──────── Material to process ────────

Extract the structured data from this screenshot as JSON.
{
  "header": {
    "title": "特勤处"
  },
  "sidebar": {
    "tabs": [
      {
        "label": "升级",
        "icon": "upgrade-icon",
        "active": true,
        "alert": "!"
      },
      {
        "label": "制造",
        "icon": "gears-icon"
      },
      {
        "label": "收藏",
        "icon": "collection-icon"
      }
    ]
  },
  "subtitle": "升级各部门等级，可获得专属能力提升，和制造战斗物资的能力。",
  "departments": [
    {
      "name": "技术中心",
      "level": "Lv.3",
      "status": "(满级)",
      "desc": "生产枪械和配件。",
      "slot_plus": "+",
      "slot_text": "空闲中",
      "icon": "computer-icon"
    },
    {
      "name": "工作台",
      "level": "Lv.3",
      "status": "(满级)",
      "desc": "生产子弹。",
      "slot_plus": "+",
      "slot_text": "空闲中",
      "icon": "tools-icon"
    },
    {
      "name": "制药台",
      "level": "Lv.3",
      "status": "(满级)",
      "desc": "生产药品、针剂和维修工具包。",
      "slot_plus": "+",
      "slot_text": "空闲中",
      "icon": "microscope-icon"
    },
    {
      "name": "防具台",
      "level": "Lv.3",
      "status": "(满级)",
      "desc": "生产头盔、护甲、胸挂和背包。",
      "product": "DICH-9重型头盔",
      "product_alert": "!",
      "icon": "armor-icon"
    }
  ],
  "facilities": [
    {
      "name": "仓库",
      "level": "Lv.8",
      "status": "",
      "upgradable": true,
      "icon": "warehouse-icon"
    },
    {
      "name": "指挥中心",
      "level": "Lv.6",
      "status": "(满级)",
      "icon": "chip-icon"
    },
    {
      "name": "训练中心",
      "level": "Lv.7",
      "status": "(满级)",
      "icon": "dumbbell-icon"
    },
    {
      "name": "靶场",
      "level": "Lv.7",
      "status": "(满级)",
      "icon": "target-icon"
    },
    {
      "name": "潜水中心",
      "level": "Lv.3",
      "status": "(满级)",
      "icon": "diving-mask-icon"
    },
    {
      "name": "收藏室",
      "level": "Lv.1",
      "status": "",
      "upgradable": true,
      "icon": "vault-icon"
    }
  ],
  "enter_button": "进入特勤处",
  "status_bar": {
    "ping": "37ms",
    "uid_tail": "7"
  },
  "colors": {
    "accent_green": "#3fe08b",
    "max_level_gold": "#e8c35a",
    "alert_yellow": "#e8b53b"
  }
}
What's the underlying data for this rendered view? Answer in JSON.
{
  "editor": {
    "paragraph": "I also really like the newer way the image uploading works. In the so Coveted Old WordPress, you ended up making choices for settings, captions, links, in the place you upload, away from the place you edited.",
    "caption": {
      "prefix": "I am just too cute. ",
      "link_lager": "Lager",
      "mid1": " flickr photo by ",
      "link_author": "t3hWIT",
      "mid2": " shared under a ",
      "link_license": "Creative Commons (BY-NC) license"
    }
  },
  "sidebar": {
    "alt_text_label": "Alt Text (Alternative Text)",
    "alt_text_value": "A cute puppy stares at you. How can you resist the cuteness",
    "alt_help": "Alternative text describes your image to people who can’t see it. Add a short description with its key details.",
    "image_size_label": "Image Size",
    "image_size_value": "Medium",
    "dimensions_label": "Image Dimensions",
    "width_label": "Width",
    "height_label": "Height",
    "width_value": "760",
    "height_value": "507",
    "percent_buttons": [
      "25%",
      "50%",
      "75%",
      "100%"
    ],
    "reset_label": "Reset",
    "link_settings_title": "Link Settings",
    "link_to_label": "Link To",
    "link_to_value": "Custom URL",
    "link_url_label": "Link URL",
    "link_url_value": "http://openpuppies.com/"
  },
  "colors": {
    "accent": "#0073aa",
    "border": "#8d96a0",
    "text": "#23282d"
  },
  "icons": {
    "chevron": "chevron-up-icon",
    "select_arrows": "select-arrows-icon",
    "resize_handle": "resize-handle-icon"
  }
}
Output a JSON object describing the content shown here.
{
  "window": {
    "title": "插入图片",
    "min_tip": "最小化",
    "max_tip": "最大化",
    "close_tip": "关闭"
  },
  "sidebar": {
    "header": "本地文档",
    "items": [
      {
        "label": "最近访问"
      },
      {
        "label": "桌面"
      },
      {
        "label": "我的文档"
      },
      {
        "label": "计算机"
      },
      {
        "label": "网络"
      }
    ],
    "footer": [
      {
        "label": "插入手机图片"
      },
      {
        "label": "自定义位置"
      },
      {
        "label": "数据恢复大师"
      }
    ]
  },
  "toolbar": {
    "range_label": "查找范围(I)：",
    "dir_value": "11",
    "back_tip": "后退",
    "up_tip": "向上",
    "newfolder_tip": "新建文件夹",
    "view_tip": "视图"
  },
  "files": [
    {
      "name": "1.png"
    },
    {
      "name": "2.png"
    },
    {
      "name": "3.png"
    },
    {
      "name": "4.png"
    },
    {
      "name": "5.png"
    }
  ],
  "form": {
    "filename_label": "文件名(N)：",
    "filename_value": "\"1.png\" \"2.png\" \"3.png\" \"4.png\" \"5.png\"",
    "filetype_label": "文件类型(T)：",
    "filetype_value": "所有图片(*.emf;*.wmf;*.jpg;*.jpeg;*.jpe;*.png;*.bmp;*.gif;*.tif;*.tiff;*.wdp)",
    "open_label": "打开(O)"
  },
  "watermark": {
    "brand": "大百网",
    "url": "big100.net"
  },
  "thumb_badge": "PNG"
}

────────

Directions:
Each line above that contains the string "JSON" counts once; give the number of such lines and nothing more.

Result for this task:
3